State Sen. Kelli Stargel thinks Florida’s beer regulations are too lax, and that means trouble’s brewing.
Florida craft beer makers are hopping mad about SB 1714, a bill that would require craft brewers at a certain sales level to use distributors to sell their wares, changing the current rules where they can sell directly to consumers. Lakeland Republican Stargel attempted to quench the mounting criticism by writing an editorial April 28 in the Tallahassee Democrat, lamenting that "a small but vocal faction of the beer industry that has clouded this issue by promulgating misinformation."
Measures like her bill are necessary, she argued, because unfettered beer production is a looming evil.
"In states where beer is unregulated, the per capita production is significantly higher," she wrote. "Higher beer production and higher consumption go hand-in-hand. As a social conservative, this is why I believe we need to keep regulations on alcoholic beverages in place and not have unregulated beer widely available in the marketplace. Social issues greatly impact economic issues, and we must seek a balance on both."
We’ll deal with whether higher beer production increases consumption in another factcheck, but first we wanted to see if a lack of state regulations leads to higher beer production. We’re going to tap the industry experts on this one.
The three tiers
The version of SB 1714 that passed Tuesday requires microbreweries selling more than 2,000 kegs that exceed 20 percent of their sales in take-home consumption to sell their product to distributors. (An amendment added on April 28 allows larger craft brewers to self-distribute up to 20 percent of their product through bottles and cans.) Brewers would then have to buy it back at the distributors’ marked-up prices.

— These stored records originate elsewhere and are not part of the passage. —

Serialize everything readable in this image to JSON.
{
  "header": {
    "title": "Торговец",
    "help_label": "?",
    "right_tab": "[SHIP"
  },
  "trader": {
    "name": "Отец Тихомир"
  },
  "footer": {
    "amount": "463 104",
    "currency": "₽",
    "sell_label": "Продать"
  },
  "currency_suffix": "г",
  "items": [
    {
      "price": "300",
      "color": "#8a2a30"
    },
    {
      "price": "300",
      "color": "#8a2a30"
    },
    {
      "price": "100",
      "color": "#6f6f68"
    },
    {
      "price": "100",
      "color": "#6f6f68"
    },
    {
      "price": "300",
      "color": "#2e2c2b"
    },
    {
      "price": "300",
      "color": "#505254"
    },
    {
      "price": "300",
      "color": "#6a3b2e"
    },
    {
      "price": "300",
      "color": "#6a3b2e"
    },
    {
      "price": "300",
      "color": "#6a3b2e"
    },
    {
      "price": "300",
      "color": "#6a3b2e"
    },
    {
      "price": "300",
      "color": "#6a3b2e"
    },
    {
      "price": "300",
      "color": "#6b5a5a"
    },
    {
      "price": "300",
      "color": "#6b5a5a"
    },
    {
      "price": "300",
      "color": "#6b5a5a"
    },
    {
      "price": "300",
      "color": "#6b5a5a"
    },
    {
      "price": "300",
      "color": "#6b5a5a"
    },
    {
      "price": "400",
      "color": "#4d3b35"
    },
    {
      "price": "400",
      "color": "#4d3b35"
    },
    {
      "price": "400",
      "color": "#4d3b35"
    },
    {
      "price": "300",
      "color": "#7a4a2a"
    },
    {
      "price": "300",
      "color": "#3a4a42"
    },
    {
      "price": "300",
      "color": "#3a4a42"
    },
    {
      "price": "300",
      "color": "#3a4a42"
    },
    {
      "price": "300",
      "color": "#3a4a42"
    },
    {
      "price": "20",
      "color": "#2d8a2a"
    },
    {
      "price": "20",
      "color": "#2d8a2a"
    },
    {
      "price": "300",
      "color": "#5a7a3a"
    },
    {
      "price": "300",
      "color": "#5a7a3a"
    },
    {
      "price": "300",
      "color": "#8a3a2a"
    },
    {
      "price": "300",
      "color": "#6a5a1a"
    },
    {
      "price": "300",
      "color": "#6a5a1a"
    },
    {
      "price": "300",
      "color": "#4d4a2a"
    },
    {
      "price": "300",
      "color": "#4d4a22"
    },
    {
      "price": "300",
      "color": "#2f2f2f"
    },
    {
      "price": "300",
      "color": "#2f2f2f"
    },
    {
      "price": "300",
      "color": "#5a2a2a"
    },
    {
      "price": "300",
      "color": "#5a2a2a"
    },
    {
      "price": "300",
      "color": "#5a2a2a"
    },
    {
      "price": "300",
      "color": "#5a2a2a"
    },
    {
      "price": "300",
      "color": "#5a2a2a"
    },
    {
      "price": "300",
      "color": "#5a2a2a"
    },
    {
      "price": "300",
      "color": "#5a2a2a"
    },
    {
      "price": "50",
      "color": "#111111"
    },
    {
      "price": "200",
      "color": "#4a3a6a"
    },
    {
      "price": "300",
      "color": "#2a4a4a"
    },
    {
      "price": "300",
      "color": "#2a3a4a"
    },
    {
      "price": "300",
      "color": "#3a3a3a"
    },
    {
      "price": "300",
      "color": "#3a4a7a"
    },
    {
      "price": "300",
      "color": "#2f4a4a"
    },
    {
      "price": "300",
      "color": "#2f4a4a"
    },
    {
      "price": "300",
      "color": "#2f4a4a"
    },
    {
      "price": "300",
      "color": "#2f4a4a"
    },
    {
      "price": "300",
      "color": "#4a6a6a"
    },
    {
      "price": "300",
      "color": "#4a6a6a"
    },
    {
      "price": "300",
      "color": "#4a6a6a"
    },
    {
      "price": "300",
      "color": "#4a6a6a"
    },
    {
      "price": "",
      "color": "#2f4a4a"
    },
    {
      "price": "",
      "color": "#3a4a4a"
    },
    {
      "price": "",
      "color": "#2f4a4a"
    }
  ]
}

Stargel argues that this practice is simply following the rules of the three-tier system that brewers have used since the repeal of Prohibition in 1933. This system, which is regulated to varying degrees by the states, breaks up the alcohol-making business (beer, wine and liquor) into three categories:
The supplier: The brewer who makes the beer;
The wholesaler: The distributor who sells the beer to a bar, restaurant or other business;
The retailer: The business that buys the beer from the wholesaler.
Craft brewers in Florida complain the system will force them to cut jobs to account for the added cost. Some have even implied they may have to close up forever. Joey Redner, founder of Tampa’s Cigar City Brewing, has said he may move his 100,000 keg per year business out of state if the measure becomes law.
Critics also complain the bill is the result of "crony capitalism," with many legislators who support the bill getting campaign contributions from distributors. The Tampa Bay Times reported Stargel collected at least $6,000 from beer distributors since late 2013 for her 2016 Senate re-election race -- about 12 percent of her total. They gave her $500 in 2012, when she wasn’t sponsoring a bill regulating alcohol distribution.
Regulation vs. production
Stargel’s office said her comments came from Redner’s take on the bill. Redner wrote that an analysis by the Brewers Association, a trade group comprised of mostly small brewers and associated workers, including wholesalers, "shows a very strong link between less regulation of access to market for breweries and the total number of breweries and barrels of beer produced by those breweries."
Bart Watson, the staff economist with the group that wrote the analysis, says there’s no such thing as a state where beer is unregulated. He suggested Stargel may have meant states where regulations are more favorable for large or small brewers. Even then, beer is highly regulated.
Watson said it appeared states with favorable regulation of small breweries did lead to more production from those breweries. But the opposite could be true, as well -- higher brewery production could just as easily drive favorable regulation, he said. Either way, craft brewing (especially in Florida) doesn’t have a big enough impact to really affect total production.
Another way to consider the issue is whether states with high levels of production from large brewery plants are hampered by strict regulations. He singled out Georgia and Florida as examples of highly regulated states, but still being among the top beer producers thanks to large brewing operations. Florida was third in total beer shipments in 2012; Georgia was 10th.
"General business environment and location relative to the U.S. population are probably better indicators of overall production levels in a state than regulations on small breweries," Watson said.
State laws allow all manner of exceptions to the three-tier system; ,ost states let small breweries self-distribute in some capacity.
The Beer Industry of Florida, a trade association "dedicated to promoting the responsible consumption of alcohol and the preservation of the three-tier system of alcohol distribution and regulation," did not offer any comment on Stargel’s view.
The group did send out a press release on April 25 saying they didn’t support the proposed legislation because it hadn’t allowed for 64-ounce growlers (essentially large bottles favored by consumers), a provision Stargel added three days later. The bill is currently awaiting discussion in the House.
Stargell said in her editorial that "in states where beer is unregulated, the per capita production is significantly higher."
Her office credited Redner, an opponent of the bill, as the source of the line. Redner was referring to an analysis by an economist for a brewers trade group who said favorable regulation led to higher production from craft breweries.
The statement is inaccurate in that beer is regulated in every state, although to varying degrees. It also doesn’t specify craft brewing. In fact, the analysis found there didn’t seem to be much of a link between state regulation and total production from both large and small breweries.
We rate the statement Mostly False.